Last summer, we had an opportunity drop in our laps to have a foreign exchange student from Montenegro live with us.
We’ve really enjoyed having her stay with us. She truly has been like a daughter to us.
We realized that we were blessed to have such a beautiful home, and even though we are experiencing a great deal of stress, we decided we wanted to reach out to a student from a foreign land, giving her this once-in-a-lifetime opportunity by providing a home and a family.
We truly have embraced her as one of ours and she has embraced us as well. In fact, without her, I think I would be so depressed and down I couldn’t move. I believe she has more faith than I do!
What about your home? Could it facilitate a foreign exchange student? I know Wordlink, the organization facilitating our exchange student, is desperate for host families!
But how can you give them the best experience possible?
Here are some ideas to get you started:
1) Be yourself. I think I don’t need to explain this very much. Just be enthusiastic and do everything the way you normally would, including your student in your family. When we went camping, we took her along with us. She fit right in! Tried everything we threw at her, including waterskiing. We took her to our church and this week she is going to visit my Mom with me in the hospital. I am real with her about our circumstances and am open and honest.
2) Talk to your student! Ask a lot of questions about his home country. Listen! Americans can be very cold, especially to children. I heard of one foreign exchange student whose host family members don’t even talk to her! Before you take on a student, make sure your whole family agrees and is willing to interact with that student like a fellow family member. If you have had a foreign exchange student live with you before, do not compare them!
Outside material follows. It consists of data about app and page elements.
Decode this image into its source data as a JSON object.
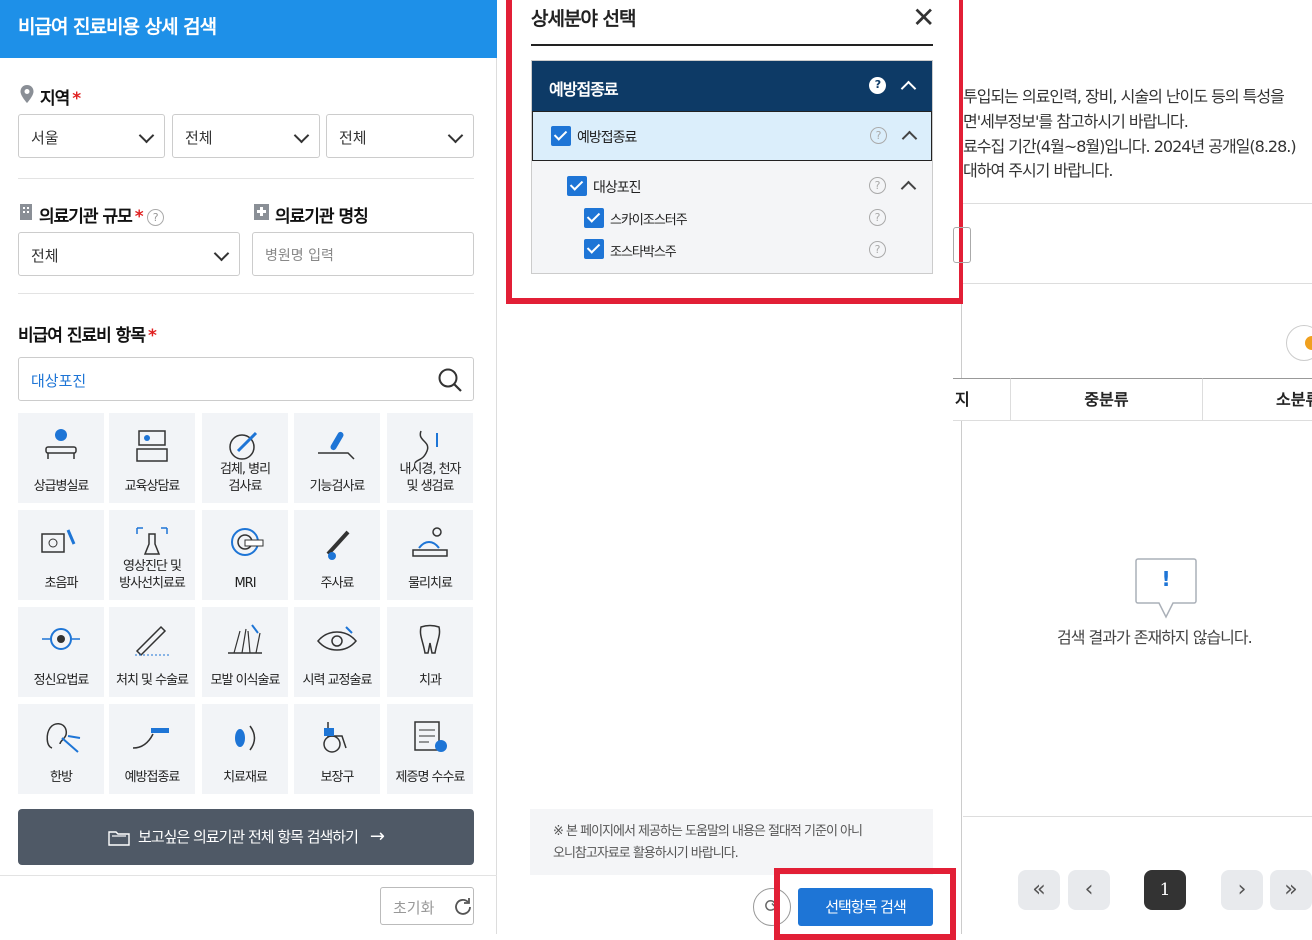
{
  "left": {
    "header_title": "비급여 진료비용 상세 검색",
    "region_label": "지역",
    "required_mark": "*",
    "region_selects": [
      "서울",
      "전체",
      "전체"
    ],
    "scale_label": "의료기관 규모",
    "scale_value": "전체",
    "help_mark": "?",
    "name_label": "의료기관 명칭",
    "name_placeholder": "병원명 입력",
    "items_label": "비급여 진료비 항목",
    "items_search_value": "대상포진",
    "categories": [
      {
        "label": "상급병실료",
        "icon": "hospital-bed-icon"
      },
      {
        "label": "교육상담료",
        "icon": "counseling-desk-icon"
      },
      {
        "label": "검체, 병리\n검사료",
        "icon": "lab-test-icon"
      },
      {
        "label": "기능검사료",
        "icon": "function-test-icon"
      },
      {
        "label": "내시경, 천자\n및 생검료",
        "icon": "endoscope-icon"
      },
      {
        "label": "초음파",
        "icon": "ultrasound-icon"
      },
      {
        "label": "영상진단 및\n방사선치료료",
        "icon": "xray-icon"
      },
      {
        "label": "MRI",
        "icon": "mri-icon"
      },
      {
        "label": "주사료",
        "icon": "syringe-icon"
      },
      {
        "label": "물리치료",
        "icon": "physical-therapy-icon"
      },
      {
        "label": "정신요법료",
        "icon": "brain-icon"
      },
      {
        "label": "처치 및 수술료",
        "icon": "scalpel-icon"
      },
      {
        "label": "모발 이식술료",
        "icon": "hair-transplant-icon"
      },
      {
        "label": "시력 교정술료",
        "icon": "eye-icon"
      },
      {
        "label": "치과",
        "icon": "tooth-icon"
      },
      {
        "label": "한방",
        "icon": "acupuncture-ear-icon"
      },
      {
        "label": "예방접종료",
        "icon": "vaccine-arm-icon"
      },
      {
        "label": "치료재료",
        "icon": "lens-material-icon"
      },
      {
        "label": "보장구",
        "icon": "wheelchair-icon"
      },
      {
        "label": "제증명 수수료",
        "icon": "certificate-icon"
      }
    ],
    "search_all_label": "보고싶은 의료기관 전체 항목 검색하기",
    "reset_label": "초기화"
  },
  "modal": {
    "title": "상세분야 선택",
    "close_symbol": "✕",
    "tree_header": "예방접종료",
    "level1": "예방접종료",
    "level2": "대상포진",
    "level3": [
      "스카이조스터주",
      "조스타박스주"
    ],
    "help_mark": "?",
    "note": [
      "※ 본 페이지에서 제공하는 도움말의 내용은 절대적 기준이 아니",
      "오니참고자료로 활용하시기 바랍니다."
    ],
    "select_search_label": "선택항목 검색"
  },
  "right": {
    "info_lines": [
      "투입되는 의료인력, 장비, 시술의 난이도 등의 특성을",
      "면'세부정보'를 참고하시기 바랍니다.",
      "료수집 기간(4월~8월)입니다. 2024년 공개일(8.28.)",
      "대하여 주시기 바랍니다."
    ],
    "col_partial": "지",
    "col_middle": "중분류",
    "col_small": "소분류",
    "empty_mark": "!",
    "empty_message": "검색 결과가 존재하지 않습니다.",
    "pagination": {
      "first": "«",
      "prev": "‹",
      "current": "1",
      "next": "›",
      "last": "»"
    }
  },
  "colors": {
    "header_blue": "#1e90e8",
    "tree_navy": "#0d3a66",
    "accent_blue": "#1e75d6",
    "highlight_red": "#e21f36",
    "dark_button": "#4f5966"
  }
}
3) Argue behind closed doors! Not even your own children want to hear arguments between you and your spouse! And certainly not foreign exchange students. If you argue, do so in private. Every once in a while is understandable, we all get short tempers, but arguing chronically will make a student feel very uncomfortable. And this goes for shouting and yelling, too. Control your anger and make sure your family members can control their anger. Repeated yelling and shouting will not only make your student feel uncomfortable, but your student will feel sad and will want to go back home, missing out on his prime opportunity to be a foreign exchange student!
4) Have an open house and invite your friends, family, and neighbors and let your student invite their new friends. We are planning one for later in October and we can’t wait! It’s going to be a lot of fun! Talk about outreach!
5) Realize this is a long-term relationship. Building a relationship takes time and it takes mutual respect. I love the saying, “I don’t care what you know unless I know that you care!” Help your student feel less homesick by incorporating her special holidays into your schedule. You will learn about a new culture and she will be ecstatic!
6) When sharing your faith, remember your primary job is to plant seeds. Share your experiences–your personal encounters with Jesus–be open for tough questions, and be alert for new opportunities. Always treat your student and their beliefs with respect.
I hope that gets you thinking about this exciting kind of ministry! I know for us it has been an extreme blessing and has definitely helped us to reach new heights!